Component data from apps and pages
----

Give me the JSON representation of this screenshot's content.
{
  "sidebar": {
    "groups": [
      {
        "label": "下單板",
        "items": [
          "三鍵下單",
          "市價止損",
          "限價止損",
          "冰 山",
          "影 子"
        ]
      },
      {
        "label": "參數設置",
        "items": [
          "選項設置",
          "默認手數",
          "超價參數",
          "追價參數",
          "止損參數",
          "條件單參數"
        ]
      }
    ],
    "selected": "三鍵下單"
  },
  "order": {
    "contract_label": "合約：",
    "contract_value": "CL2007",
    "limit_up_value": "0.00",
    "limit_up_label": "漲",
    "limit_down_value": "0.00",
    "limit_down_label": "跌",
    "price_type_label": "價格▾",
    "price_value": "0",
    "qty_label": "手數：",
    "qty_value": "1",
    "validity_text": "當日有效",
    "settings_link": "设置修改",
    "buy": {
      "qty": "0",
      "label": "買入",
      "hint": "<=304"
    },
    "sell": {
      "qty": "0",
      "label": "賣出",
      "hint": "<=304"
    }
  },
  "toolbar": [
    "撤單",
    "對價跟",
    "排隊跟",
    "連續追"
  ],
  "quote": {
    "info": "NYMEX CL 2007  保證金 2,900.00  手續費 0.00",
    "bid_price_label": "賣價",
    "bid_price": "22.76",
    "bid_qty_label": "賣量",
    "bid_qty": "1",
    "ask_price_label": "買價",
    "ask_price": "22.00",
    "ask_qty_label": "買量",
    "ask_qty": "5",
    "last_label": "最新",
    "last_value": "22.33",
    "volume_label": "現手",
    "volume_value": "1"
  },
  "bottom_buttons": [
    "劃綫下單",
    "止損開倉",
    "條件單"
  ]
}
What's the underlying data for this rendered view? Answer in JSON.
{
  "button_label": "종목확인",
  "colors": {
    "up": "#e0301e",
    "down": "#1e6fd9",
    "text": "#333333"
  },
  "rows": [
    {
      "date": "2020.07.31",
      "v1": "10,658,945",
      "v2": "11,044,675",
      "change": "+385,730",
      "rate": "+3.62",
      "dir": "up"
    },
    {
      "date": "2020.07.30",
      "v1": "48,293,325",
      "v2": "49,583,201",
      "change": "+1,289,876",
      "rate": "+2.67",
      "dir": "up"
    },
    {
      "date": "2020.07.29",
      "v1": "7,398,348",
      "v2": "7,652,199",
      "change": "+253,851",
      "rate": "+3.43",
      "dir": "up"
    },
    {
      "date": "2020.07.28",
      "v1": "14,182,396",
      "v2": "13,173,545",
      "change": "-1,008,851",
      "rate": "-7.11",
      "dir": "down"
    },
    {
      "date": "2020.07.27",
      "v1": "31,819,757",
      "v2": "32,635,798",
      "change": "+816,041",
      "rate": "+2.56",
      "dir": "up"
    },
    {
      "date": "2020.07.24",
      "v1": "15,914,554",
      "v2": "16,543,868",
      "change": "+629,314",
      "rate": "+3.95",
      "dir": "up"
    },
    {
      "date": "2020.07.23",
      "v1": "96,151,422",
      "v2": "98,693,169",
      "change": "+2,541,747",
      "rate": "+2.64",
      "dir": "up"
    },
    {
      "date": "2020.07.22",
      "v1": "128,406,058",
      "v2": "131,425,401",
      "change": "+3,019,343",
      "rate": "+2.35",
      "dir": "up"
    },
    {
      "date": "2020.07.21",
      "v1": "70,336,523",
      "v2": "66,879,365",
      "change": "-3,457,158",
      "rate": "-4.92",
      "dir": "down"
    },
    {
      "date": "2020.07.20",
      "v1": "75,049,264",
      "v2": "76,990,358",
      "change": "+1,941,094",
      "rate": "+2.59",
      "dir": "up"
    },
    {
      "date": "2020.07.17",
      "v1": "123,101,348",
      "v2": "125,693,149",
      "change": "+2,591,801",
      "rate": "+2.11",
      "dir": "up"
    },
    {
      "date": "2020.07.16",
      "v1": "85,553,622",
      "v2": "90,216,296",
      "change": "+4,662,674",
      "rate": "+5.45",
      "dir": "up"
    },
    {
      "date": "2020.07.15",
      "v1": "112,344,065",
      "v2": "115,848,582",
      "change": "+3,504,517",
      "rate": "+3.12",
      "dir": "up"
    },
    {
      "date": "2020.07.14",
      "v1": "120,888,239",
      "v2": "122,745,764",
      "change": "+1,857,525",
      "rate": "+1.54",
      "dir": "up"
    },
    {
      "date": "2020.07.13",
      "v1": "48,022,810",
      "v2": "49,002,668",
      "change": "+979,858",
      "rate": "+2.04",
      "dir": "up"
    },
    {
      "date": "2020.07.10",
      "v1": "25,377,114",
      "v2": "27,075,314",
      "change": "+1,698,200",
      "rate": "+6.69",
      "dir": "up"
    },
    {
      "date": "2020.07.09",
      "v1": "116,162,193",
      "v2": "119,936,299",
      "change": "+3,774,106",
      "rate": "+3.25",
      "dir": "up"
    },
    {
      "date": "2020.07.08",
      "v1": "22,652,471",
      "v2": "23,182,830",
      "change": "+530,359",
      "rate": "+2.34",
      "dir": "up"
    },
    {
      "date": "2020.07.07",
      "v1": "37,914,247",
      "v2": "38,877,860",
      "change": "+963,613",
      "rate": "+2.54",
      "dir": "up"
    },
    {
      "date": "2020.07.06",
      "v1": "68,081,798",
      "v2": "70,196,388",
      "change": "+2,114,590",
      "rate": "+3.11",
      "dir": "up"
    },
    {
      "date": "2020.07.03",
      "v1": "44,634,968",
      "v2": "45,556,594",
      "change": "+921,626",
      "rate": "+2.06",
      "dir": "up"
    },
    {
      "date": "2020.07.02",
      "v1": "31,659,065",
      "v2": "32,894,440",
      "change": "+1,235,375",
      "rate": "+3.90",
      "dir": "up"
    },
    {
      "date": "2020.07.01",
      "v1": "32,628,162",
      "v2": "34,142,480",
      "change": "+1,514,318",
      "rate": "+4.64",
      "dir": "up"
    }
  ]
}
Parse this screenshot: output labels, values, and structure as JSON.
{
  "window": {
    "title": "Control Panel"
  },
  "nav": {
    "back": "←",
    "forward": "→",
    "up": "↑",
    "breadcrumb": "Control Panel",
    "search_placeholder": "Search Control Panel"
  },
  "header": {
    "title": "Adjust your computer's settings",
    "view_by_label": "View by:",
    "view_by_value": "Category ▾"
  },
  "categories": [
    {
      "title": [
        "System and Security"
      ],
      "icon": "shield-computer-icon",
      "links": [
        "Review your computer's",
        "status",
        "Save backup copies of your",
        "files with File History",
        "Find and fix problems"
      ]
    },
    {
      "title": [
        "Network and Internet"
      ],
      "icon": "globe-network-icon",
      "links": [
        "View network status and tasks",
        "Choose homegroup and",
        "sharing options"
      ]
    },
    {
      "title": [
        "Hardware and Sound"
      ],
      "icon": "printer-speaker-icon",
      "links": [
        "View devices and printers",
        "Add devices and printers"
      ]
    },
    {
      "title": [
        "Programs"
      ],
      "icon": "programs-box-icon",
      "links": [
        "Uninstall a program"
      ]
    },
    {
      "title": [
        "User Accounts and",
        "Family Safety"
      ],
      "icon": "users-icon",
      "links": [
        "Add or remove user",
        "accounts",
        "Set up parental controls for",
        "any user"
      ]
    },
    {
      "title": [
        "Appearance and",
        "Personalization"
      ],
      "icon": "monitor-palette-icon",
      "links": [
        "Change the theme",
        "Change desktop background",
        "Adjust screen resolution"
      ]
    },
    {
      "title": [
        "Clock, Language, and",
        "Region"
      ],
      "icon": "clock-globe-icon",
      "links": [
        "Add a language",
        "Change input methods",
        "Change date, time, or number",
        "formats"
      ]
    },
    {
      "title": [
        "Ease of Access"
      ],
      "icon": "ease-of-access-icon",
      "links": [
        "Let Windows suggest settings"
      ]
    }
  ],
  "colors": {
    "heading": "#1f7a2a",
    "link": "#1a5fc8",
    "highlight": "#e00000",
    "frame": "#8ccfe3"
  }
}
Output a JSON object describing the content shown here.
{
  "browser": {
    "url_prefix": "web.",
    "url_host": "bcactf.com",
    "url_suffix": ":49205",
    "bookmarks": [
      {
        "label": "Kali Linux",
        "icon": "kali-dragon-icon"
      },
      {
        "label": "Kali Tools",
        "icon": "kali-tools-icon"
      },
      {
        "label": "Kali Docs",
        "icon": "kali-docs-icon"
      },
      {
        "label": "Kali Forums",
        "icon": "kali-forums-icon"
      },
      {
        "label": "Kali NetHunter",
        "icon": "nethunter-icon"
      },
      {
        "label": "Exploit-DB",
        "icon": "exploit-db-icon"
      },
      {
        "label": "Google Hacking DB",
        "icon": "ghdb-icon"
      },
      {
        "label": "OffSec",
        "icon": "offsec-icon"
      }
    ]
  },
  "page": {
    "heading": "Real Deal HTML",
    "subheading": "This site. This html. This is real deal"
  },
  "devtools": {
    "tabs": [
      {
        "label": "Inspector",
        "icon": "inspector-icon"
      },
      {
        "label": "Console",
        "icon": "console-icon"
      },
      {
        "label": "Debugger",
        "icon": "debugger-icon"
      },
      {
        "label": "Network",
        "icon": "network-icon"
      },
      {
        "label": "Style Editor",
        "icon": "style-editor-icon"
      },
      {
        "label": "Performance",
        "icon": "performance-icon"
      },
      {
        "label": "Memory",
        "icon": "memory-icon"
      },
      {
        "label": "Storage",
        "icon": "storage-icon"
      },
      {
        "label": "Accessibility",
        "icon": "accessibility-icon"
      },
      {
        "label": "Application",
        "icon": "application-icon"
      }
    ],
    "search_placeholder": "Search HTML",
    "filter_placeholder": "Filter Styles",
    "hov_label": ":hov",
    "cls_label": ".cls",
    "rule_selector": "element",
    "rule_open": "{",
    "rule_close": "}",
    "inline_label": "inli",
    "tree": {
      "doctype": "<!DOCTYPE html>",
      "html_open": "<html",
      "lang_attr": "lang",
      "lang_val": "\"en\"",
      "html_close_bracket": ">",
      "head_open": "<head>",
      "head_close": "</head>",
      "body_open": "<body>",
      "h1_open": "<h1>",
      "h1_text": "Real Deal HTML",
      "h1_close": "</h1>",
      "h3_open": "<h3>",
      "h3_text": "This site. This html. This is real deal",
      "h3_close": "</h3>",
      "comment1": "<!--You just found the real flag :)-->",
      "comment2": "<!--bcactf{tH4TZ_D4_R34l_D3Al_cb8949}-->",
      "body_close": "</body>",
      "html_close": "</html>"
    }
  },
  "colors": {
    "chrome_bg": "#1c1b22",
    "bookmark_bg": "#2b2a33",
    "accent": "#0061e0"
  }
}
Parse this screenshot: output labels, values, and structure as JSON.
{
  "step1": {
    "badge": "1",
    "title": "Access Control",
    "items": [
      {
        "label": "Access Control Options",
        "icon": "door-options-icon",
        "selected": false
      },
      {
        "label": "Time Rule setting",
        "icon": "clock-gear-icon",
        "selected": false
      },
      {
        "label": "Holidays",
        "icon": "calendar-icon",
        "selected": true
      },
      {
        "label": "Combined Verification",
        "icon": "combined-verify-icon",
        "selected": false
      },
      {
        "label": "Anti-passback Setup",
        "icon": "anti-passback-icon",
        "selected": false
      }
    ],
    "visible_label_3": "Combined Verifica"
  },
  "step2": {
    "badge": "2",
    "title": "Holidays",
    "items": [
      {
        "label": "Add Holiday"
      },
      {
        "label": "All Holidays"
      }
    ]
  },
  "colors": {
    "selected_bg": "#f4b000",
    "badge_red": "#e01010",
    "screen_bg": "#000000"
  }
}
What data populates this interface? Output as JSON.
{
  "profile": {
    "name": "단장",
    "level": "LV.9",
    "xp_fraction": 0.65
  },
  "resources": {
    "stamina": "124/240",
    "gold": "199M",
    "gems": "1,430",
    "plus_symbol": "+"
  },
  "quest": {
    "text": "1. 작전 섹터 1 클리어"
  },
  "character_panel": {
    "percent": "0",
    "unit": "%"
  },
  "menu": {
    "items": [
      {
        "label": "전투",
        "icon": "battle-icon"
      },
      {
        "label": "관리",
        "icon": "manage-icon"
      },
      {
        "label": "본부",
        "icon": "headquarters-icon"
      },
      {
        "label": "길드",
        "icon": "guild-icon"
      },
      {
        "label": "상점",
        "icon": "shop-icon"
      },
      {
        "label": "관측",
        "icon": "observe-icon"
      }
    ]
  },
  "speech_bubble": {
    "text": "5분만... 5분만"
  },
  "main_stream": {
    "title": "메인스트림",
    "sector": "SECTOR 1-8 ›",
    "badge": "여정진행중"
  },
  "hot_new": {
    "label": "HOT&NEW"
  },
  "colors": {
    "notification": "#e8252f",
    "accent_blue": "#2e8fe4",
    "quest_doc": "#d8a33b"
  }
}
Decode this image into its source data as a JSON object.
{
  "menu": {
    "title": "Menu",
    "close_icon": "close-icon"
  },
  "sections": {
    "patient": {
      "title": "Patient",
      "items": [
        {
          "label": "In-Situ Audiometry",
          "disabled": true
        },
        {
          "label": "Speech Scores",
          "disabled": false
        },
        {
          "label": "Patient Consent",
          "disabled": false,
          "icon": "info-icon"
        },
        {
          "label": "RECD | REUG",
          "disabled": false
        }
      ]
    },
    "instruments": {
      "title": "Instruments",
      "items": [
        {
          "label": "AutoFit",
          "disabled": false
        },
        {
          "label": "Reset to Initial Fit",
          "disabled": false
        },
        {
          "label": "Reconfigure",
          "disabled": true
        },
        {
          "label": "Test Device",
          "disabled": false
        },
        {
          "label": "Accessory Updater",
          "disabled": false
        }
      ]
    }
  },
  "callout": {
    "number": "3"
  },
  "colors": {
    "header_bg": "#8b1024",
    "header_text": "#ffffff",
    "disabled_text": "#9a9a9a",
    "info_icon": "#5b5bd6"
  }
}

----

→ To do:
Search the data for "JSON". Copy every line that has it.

→ Written solution:
Give me the JSON representation of this screenshot's content.
What's the underlying data for this rendered view? Answer in JSON.
Parse this screenshot: output labels, values, and structure as JSON.
Output a JSON object describing the content shown here.
Parse this screenshot: output labels, values, and structure as JSON.
What data populates this interface? Output as JSON.
Decode this image into its source data as a JSON object.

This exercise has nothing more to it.